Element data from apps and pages
*-*-*

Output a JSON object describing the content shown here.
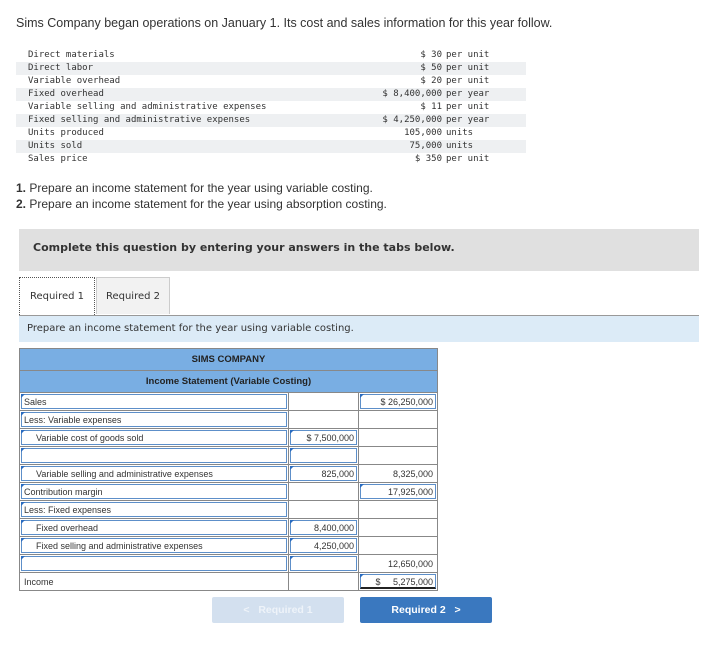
{
  "intro": "Sims Company began operations on January 1. Its cost and sales information for this year follow.",
  "cost_items": [
    {
      "label": "Direct materials",
      "value": "$ 30",
      "unit": "per unit"
    },
    {
      "label": "Direct labor",
      "value": "$ 50",
      "unit": "per unit"
    },
    {
      "label": "Variable overhead",
      "value": "$ 20",
      "unit": "per unit"
    },
    {
      "label": "Fixed overhead",
      "value": "$ 8,400,000",
      "unit": "per year"
    },
    {
      "label": "Variable selling and administrative expenses",
      "value": "$ 11",
      "unit": "per unit"
    },
    {
      "label": "Fixed selling and administrative expenses",
      "value": "$ 4,250,000",
      "unit": "per year"
    },
    {
      "label": "Units produced",
      "value": "105,000",
      "unit": "units"
    },
    {
      "label": "Units sold",
      "value": "75,000",
      "unit": "units"
    },
    {
      "label": "Sales price",
      "value": "$ 350",
      "unit": "per unit"
    }
  ],
  "requirements": [
    {
      "num": "1.",
      "text": " Prepare an income statement for the year using variable costing."
    },
    {
      "num": "2.",
      "text": " Prepare an income statement for the year using absorption costing."
    }
  ],
  "banner": "Complete this question by entering your answers in the tabs below.",
  "tabs": [
    {
      "label": "Required 1",
      "active": true
    },
    {
      "label": "Required 2",
      "active": false
    }
  ],
  "instruction": "Prepare an income statement for the year using variable costing.",
  "statement": {
    "company": "SIMS COMPANY",
    "title": "Income Statement (Variable Costing)",
    "rows": [
      {
        "label": "Sales",
        "c1": "",
        "c2": "$ 26,250,000"
      },
      {
        "label": "Less: Variable expenses",
        "c1": "",
        "c2": ""
      },
      {
        "label": "Variable cost of goods sold",
        "c1": "$ 7,500,000",
        "c2": ""
      },
      {
        "label": "",
        "c1": "",
        "c2": ""
      },
      {
        "label": "Variable selling and administrative expenses",
        "c1": "825,000",
        "c2": "8,325,000"
      },
      {
        "label": "Contribution margin",
        "c1": "",
        "c2": "17,925,000"
      },
      {
        "label": "Less: Fixed expenses",
        "c1": "",
        "c2": ""
      },
      {
        "label": "Fixed overhead",
        "c1": "8,400,000",
        "c2": ""
      },
      {
        "label": "Fixed selling and administrative expenses",
        "c1": "4,250,000",
        "c2": ""
      },
      {
        "label": "",
        "c1": "",
        "c2": "12,650,000"
      },
      {
        "label": "Income",
        "c1": "",
        "c2": "$     5,275,000"
      }
    ]
  },
  "nav": {
    "prev_label": "Required 1",
    "next_label": "Required 2",
    "prev_icon": "chevron-left-icon",
    "next_icon": "chevron-right-icon"
  },
  "colors": {
    "header_blue": "#79aee3",
    "next_button": "#3a78bf",
    "prev_button_disabled": "#d3e0ef",
    "instruction_bg": "#dcebf7"
  }
}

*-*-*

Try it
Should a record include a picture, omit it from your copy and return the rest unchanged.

Solution
Output a JSON object describing the content shown here.
{
  "intro": "Sims Company began operations on January 1. Its cost and sales information for this year follow.",
  "cost_items": [
    {
      "label": "Direct materials",
      "value": "$ 30",
      "unit": "per unit"
    },
    {
      "label": "Direct labor",
      "value": "$ 50",
      "unit": "per unit"
    },
    {
      "label": "Variable overhead",
      "value": "$ 20",
      "unit": "per unit"
    },
    {
      "label": "Fixed overhead",
      "value": "$ 8,400,000",
      "unit": "per year"
    },
    {
      "label": "Variable selling and administrative expenses",
      "value": "$ 11",
      "unit": "per unit"
    },
    {
      "label": "Fixed selling and administrative expenses",
      "value": "$ 4,250,000",
      "unit": "per year"
    },
    {
      "label": "Units produced",
      "value": "105,000",
      "unit": "units"
    },
    {
      "label": "Units sold",
      "value": "75,000",
      "unit": "units"
    },
    {
      "label": "Sales price",
      "value": "$ 350",
      "unit": "per unit"
    }
  ],
  "requirements": [
    {
      "num": "1.",
      "text": " Prepare an income statement for the year using variable costing."
    },
    {
      "num": "2.",
      "text": " Prepare an income statement for the year using absorption costing."
    }
  ],
  "banner": "Complete this question by entering your answers in the tabs below.",
  "tabs": [
    {
      "label": "Required 1",
      "active": true
    },
    {
      "label": "Required 2",
      "active": false
    }
  ],
  "instruction": "Prepare an income statement for the year using variable costing.",
  "statement": {
    "company": "SIMS COMPANY",
    "title": "Income Statement (Variable Costing)",
    "rows": [
      {
        "label": "Sales",
        "c1": "",
        "c2": "$ 26,250,000"
      },
      {
        "label": "Less: Variable expenses",
        "c1": "",
        "c2": ""
      },
      {
        "label": "Variable cost of goods sold",
        "c1": "$ 7,500,000",
        "c2": ""
      },
      {
        "label": "",
        "c1": "",
        "c2": ""
      },
      {
        "label": "Variable selling and administrative expenses",
        "c1": "825,000",
        "c2": "8,325,000"
      },
      {
        "label": "Contribution margin",
        "c1": "",
        "c2": "17,925,000"
      },
      {
        "label": "Less: Fixed expenses",
        "c1": "",
        "c2": ""
      },
      {
        "label": "Fixed overhead",
        "c1": "8,400,000",
        "c2": ""
      },
      {
        "label": "Fixed selling and administrative expenses",
        "c1": "4,250,000",
        "c2": ""
      },
      {
        "label": "",
        "c1": "",
        "c2": "12,650,000"
      },
      {
        "label": "Income",
        "c1": "",
        "c2": "$     5,275,000"
      }
    ]
  },
  "nav": {
    "prev_label": "Required 1",
    "next_label": "Required 2",
    "prev_icon": "chevron-left-icon",
    "next_icon": "chevron-right-icon"
  },
  "colors": {
    "header_blue": "#79aee3",
    "next_button": "#3a78bf",
    "prev_button_disabled": "#d3e0ef",
    "instruction_bg": "#dcebf7"
  }
}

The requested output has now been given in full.